PROBLEM DESCRIPTION:
Scan the entries below for the string "shortcut" and copy every line where it turns up.

(Excerpts from an interface dataset)
------------------------------------------------------------
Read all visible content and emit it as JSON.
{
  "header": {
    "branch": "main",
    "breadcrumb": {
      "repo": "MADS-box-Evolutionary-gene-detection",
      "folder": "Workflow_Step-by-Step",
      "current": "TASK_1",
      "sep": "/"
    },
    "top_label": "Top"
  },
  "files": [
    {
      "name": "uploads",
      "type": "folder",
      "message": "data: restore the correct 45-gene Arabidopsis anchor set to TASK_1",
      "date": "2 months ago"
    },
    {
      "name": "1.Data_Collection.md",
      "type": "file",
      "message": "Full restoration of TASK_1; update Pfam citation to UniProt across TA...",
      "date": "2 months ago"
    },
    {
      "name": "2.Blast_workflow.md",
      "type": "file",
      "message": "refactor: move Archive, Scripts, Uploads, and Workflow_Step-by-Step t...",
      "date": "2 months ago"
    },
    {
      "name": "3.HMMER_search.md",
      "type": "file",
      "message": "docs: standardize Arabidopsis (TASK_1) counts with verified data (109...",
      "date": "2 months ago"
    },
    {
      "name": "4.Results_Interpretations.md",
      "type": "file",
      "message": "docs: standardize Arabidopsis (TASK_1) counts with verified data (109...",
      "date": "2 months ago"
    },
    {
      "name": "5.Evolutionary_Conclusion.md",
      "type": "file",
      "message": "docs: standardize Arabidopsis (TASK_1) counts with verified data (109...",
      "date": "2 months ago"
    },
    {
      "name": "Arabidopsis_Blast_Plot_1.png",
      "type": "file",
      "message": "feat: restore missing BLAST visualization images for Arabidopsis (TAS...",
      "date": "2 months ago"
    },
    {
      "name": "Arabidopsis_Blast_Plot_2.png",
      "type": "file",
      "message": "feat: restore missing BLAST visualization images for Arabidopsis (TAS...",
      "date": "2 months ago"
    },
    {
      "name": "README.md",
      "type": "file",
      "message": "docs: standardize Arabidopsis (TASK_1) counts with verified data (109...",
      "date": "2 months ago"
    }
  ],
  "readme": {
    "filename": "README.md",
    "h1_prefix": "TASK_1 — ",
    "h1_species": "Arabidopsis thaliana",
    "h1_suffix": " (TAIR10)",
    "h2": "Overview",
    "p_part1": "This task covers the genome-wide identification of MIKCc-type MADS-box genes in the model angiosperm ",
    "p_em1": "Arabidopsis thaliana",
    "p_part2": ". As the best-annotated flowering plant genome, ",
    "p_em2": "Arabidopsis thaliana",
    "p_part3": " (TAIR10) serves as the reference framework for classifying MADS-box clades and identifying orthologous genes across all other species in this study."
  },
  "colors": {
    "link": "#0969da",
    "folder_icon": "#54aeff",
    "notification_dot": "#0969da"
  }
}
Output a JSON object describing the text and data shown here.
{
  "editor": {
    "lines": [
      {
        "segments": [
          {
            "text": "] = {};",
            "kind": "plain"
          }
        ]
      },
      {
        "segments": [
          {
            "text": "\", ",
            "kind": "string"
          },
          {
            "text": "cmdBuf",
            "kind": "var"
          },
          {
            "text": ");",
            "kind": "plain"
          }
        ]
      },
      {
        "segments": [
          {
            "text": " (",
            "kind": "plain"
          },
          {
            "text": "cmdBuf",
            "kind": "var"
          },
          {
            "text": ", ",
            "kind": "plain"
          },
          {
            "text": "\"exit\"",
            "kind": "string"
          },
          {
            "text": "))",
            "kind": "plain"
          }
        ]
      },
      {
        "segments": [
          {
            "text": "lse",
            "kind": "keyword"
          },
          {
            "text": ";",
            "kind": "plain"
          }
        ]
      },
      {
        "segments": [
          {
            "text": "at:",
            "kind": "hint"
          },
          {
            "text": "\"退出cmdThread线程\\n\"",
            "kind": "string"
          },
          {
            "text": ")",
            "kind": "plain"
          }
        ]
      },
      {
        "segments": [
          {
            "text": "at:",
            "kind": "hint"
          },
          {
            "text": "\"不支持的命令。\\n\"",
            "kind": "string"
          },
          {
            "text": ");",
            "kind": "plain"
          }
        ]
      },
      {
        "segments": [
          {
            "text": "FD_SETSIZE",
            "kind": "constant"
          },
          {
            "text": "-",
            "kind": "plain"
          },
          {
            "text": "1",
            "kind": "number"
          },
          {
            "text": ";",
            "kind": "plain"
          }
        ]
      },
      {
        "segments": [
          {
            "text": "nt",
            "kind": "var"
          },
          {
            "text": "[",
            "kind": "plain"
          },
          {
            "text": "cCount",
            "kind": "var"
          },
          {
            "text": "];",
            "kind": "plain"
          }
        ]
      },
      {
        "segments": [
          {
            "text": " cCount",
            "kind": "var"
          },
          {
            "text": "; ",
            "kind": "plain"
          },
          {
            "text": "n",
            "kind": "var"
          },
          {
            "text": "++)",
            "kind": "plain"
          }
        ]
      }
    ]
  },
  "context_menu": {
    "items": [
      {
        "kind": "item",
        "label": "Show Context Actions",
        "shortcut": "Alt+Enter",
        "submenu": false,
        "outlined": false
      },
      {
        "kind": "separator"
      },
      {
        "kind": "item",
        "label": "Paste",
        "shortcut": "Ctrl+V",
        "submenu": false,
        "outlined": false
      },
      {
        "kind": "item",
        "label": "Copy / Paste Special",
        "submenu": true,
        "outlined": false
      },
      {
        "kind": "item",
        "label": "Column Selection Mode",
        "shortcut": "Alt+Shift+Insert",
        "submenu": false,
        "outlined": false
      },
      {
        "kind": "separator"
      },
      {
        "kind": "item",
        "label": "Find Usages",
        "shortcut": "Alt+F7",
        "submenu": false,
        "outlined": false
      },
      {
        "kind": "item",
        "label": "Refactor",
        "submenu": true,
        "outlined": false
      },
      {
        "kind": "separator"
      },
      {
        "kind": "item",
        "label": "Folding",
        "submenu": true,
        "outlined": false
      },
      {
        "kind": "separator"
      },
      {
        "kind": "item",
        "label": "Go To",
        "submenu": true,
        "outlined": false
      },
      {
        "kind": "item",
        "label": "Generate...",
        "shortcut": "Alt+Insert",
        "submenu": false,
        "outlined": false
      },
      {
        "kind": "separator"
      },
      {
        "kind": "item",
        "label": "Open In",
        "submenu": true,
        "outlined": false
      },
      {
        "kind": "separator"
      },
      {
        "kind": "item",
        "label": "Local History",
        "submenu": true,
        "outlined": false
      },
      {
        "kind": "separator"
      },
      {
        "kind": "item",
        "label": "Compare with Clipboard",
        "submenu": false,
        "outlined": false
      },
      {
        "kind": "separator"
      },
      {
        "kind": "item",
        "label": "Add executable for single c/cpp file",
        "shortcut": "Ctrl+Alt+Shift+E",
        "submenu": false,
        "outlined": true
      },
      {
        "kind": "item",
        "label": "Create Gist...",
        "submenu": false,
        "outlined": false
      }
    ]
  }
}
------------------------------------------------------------
OUTPUT FOR THIS TASK:
        "shortcut": "Alt+Enter",
        "shortcut": "Ctrl+V",
        "shortcut": "Alt+Shift+Insert",
        "shortcut": "Alt+F7",
        "shortcut": "Alt+Insert",
        "shortcut": "Ctrl+Alt+Shift+E",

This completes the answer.